Anticipation & Risk Financing


Start Network supports agencies to analyse the risk of crises, and create a suite of timely, and reliable funding options, to disburse for different types of crises. This will enable NGOs to forecast crises, and access timely funding to reduce the impact of those disasters on communities. 

Sorce and her son Abdallah in the drought-stricken Oromia region of Ethiopia. Credit: UNOCHA/Charlotte Cans

Timely funding for predictable crises

Climate change, inequality, increased urban densities and the nature of today’s conflicts are generating humanitarian crises of increasing complexity and frequency. Despite improvements in our ability to predict the likelihood of disasters, the humanitarian system continues to react as though they are unexpected surprises, responding only after they occur, and then often slowly. 


Anticipation & Risk Financing allows humanitarians to be better prepared in advance of humanitarian events by quantifying risks in advance of crises or disasters, pre-positioning funds, and releasing them according to pre-agreed protocols.


We are developing new funding instruments that enable humanitarians to mobilise collaboratively, predictably, to manage risks rather than react to crises. These mechanisms are based on:


  1. The use of science and data to model and quantify risks in advance in the areas in which we operate;
  2. Working together to pre-plan and pre-cost different crisis response activities needed to support communities;
  3. Pre-positioning funds according to pre-agreed protocols for release, so that when the conditions are met, funding is rapidly released.
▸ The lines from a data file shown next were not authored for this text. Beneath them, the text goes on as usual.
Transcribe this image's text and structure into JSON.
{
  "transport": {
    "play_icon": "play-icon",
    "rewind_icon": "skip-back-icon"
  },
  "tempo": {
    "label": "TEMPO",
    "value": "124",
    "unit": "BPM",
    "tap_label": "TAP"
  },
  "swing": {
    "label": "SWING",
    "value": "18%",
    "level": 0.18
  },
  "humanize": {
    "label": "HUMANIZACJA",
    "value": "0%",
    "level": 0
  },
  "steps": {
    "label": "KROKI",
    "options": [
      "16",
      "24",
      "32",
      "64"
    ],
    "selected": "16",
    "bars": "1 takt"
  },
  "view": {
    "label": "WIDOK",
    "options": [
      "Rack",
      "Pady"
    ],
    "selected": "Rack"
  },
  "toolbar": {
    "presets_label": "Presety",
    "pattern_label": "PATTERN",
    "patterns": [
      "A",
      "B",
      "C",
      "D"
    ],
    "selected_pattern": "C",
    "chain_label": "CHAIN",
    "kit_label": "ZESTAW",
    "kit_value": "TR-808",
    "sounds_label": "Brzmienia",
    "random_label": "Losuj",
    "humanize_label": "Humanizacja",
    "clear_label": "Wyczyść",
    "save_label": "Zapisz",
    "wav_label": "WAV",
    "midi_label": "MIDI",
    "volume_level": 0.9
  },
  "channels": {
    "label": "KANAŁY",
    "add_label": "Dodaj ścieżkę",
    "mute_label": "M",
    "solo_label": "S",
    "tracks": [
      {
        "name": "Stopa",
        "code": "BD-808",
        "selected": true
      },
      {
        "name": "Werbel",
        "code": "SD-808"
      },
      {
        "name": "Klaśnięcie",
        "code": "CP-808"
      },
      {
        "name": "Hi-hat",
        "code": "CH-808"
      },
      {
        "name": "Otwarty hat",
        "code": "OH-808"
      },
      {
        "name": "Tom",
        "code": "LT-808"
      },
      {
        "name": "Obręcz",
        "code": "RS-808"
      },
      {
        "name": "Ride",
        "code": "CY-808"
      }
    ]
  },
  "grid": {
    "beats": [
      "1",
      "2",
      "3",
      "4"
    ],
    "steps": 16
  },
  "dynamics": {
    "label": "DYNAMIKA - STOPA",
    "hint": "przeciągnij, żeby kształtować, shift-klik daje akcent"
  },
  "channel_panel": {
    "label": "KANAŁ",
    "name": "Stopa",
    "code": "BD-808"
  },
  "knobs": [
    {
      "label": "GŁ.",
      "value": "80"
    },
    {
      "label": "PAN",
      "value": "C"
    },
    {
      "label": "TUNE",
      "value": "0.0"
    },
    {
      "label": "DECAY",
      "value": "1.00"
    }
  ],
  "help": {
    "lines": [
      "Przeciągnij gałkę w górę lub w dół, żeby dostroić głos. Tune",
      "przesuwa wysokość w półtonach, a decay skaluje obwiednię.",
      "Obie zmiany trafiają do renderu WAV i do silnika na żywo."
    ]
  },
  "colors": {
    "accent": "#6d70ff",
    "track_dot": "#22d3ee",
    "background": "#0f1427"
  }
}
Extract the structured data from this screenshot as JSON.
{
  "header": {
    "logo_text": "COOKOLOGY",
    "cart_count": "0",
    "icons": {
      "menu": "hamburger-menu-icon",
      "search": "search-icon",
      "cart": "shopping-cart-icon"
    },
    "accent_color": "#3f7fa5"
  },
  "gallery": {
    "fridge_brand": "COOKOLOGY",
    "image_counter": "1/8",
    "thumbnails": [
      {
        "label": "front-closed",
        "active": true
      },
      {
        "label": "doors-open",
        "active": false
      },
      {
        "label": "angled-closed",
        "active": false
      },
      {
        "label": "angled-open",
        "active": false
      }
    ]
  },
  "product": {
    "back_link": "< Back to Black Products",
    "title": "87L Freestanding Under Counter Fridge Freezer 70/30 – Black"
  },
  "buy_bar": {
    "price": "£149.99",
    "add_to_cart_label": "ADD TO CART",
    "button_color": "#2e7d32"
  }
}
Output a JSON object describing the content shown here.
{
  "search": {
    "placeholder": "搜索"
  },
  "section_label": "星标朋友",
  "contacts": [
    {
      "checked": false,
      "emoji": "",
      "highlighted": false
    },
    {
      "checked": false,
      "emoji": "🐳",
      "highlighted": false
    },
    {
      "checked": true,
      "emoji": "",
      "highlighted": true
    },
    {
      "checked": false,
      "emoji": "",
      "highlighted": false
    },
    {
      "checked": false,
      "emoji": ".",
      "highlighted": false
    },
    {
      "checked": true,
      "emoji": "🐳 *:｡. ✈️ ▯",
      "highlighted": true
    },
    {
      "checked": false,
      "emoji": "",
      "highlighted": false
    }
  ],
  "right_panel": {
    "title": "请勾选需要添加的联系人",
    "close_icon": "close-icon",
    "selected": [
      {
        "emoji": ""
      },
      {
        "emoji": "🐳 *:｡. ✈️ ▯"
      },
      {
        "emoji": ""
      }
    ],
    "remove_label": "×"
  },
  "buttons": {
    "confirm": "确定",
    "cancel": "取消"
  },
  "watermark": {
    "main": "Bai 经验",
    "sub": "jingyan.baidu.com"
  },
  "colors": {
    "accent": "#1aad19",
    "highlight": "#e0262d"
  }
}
How do we work

  • Our anticipatory funding is disbursed through the Start Fund for small to medium crises, based on dynamic decision-making, meaning that NGOs can act early when they see crises coming.
  • We are using financial tools such as insurance to leverage funding for NGOs, allowing them to protect against the risk of large-scale drought. This involves quantifying risks, planning humanitarian operations, and disbursing funding according to pre-agreed triggers, in a timely and predictable manner.
  • We will be using the learning from these early action innovations to scale and layer a suite of disaster risk financing tools for different types of crises, to ensure that funding can quickly and efficiently be channelled to frontline humanitarian actors.


Blog Post

8 non-analytical things I learnt at analysis training

Start Network's Leonie Le Borgne reflects on a workshop she attended with the Inter-agency Regional Analysts Network (IARAN) and discussed how each of us, in our separate organisations can bring change to the humanitarian sector, for the better.


Blog Post

Let's change the way we think about risk management

For lot of us, the idea of ‘risk management’ stirs up negative images- spreadsheets, risk registers, bureaucrats, dry software packages (shudder), or flustered efforts to address live risks spreading across media headlines. And that’s about it, right? Wrong.


Blog Post

Getting ahead of deadly heat

In May this year, members in Pakistan raised a Start Fund alert for a heatwave, the alert was activated. Members had collectively analysed weather forecasts and had raised the alert before temperatures reached deadly levels. Start Network's Sarah Klassen discusses the challenges of forecasting heatwaves, and why a similar alert in 2017 was not activated.



Anticipating crisis: Forewarn community meeting

Date: 25th May 2018  Registration: Please email Leonie Le Borgne if you wish to attend. Time: 12:00pm-4:30pm (optional lunch starting at 12, meeting starts at 1pm) Location: Human Rights Action Centre, 17-25 New Inn Yard, London, EC2A 3EA. You can also join this meeting virtually, please click here.